The performance gap refers to the failure of energy improvements, often undertaken at great expense, to deliver some (or occasionally all) of the promised savings. A study last year of refurbished apartment buildings in Germany, for instance, found that they missed the predicted energy savings by anywhere from 5 to 28 percent. In Britain, an evaluation of 50 “leading-edge modern buildings,” from supermarkets to health care centers, reported that they “were routinely using up to 3.5 times more energy than their design had allowed for” — and producing on average 3.8 times the predicted carbon emissions.

In an article published in Yale E360, Conniff says, "The performance gap is “a vast, terrible enormous problem,” in the words of one building technology specialist, and that’s not an exaggeration.  Though much of the public concern about energy consumption and climate change focuses on automotive miles-per-gallon, the entire transport sector — including trains, planes, ships, trucks, and cars — accounts for just 26 percent of U.S. climate change emissions.  Buildings come in at 40 percent, and they are the fastest growing source of emissions, according to the U.S. Green Building Council."

The organization that gives LEED certification is now requiring that developers post actual energy usage on an online data base. Read full article here:

Friday, September 28, 2018

How green buildings save the environment buildings can help in environment protection by adopting sustainable construction and operation strategies. According to green building experts, it makes sense to implement sustainable features during design and planning stage itself. Once construction starts, it becomes almost impossible to alter the fundamental requirements like optimum orientation.

Builders should also follow climate responsive design by practicing good construction management that includes preserving existing vegetation and natural features like ponds, water bodies, contours etc. Also, by avoiding excavation work during monsoon can ensure that soil erosion does not take place. Similarly, the top soil should be preserved for reusing later in landscaping work. Water should also be judiciously used during construction activity.

The construction work of any building (big projects in particular) pollutes air, hence, appropriate air pollution control measures such as minimum 3 meter high barricading all around the construction site, wheel washing facility and sprinkling of water on loose soil, must be used.

The practice optimizing the supply by recycling and reusing sewage water on site and storing the rainwater along with minimizing the demand by use of water efficient fixtures (low flow faucets, dual flush WCs, efficient irrigation systems like drip irrigation) can help achieve water sustainable build-ups.

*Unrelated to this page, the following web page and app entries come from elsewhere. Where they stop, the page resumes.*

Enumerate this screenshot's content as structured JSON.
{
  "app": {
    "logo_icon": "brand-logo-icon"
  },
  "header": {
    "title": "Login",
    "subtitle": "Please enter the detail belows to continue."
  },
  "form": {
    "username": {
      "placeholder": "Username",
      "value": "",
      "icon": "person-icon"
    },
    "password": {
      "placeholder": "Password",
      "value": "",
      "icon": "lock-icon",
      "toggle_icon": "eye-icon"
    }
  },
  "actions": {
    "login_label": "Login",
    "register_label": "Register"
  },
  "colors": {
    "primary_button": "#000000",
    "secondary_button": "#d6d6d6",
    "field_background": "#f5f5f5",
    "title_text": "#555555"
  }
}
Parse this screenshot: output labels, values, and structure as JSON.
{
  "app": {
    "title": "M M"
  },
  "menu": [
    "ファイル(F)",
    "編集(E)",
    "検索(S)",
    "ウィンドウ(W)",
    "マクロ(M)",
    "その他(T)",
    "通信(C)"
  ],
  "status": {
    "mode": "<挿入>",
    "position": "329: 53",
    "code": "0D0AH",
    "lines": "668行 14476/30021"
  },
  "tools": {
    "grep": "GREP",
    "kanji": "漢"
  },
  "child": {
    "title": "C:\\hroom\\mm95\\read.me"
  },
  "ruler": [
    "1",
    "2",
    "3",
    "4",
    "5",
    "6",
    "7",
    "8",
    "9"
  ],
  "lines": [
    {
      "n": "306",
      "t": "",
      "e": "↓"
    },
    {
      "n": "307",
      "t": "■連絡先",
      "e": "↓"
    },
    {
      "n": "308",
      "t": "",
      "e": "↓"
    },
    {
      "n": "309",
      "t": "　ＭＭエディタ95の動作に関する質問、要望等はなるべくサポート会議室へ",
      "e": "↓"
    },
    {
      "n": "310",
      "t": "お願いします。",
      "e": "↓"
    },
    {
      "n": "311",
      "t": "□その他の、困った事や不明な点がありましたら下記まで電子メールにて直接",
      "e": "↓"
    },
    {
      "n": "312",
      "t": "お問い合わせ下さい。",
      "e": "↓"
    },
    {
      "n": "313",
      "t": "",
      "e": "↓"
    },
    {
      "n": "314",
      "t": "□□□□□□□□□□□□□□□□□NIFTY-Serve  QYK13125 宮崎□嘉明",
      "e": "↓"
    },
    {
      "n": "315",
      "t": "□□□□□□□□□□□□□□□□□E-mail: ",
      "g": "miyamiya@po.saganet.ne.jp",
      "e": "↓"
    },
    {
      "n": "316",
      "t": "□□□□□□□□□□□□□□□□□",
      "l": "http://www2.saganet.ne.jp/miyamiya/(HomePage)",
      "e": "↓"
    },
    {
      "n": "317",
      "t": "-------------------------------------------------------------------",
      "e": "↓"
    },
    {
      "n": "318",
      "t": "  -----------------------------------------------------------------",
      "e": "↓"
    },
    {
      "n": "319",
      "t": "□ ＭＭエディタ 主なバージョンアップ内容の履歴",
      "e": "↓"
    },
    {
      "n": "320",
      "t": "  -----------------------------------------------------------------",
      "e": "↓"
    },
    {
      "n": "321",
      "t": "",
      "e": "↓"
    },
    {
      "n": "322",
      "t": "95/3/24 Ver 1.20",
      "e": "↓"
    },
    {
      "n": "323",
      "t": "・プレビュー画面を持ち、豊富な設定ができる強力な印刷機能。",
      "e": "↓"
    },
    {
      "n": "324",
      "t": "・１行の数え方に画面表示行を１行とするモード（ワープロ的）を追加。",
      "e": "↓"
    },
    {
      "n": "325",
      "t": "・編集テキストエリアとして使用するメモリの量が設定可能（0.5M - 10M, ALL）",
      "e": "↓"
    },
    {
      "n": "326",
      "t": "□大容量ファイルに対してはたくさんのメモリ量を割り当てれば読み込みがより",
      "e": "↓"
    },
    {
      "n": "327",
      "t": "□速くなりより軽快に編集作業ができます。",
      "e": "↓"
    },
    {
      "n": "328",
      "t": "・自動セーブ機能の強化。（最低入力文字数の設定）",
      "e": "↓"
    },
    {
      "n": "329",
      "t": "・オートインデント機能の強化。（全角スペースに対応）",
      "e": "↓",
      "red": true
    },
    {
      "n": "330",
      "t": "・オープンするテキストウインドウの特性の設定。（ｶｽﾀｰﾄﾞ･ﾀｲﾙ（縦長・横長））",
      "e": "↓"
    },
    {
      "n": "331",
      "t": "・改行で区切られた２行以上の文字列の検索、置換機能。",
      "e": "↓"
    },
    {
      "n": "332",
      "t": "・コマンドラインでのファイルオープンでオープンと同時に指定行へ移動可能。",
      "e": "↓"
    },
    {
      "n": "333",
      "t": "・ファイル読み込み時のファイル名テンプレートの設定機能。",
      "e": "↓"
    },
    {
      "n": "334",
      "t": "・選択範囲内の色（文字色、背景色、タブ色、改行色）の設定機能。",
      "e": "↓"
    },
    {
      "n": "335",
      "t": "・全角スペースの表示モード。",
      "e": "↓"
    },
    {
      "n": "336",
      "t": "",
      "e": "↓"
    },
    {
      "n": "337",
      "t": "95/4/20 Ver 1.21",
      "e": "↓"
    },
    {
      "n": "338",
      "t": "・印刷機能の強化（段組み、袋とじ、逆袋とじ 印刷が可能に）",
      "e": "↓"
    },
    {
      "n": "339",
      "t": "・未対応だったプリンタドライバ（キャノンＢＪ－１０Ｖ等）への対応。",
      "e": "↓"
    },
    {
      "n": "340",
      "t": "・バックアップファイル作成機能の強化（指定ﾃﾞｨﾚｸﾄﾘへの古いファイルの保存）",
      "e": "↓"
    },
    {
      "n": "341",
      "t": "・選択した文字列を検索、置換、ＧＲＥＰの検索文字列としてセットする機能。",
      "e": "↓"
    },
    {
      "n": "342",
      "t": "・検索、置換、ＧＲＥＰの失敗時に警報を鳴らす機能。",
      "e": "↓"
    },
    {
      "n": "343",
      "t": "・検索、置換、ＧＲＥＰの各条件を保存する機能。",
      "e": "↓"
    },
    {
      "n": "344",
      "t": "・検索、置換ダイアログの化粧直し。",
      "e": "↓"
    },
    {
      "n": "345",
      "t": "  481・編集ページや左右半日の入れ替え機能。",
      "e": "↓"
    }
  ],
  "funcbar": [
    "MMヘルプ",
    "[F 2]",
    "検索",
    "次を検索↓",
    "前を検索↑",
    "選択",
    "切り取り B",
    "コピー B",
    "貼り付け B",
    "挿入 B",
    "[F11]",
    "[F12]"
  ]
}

Once the construction is over, the green buildings by using natural sources of energy, lighting, ventilation, temperature control etc not only help save environment but also reduces the cost of living in them in long run.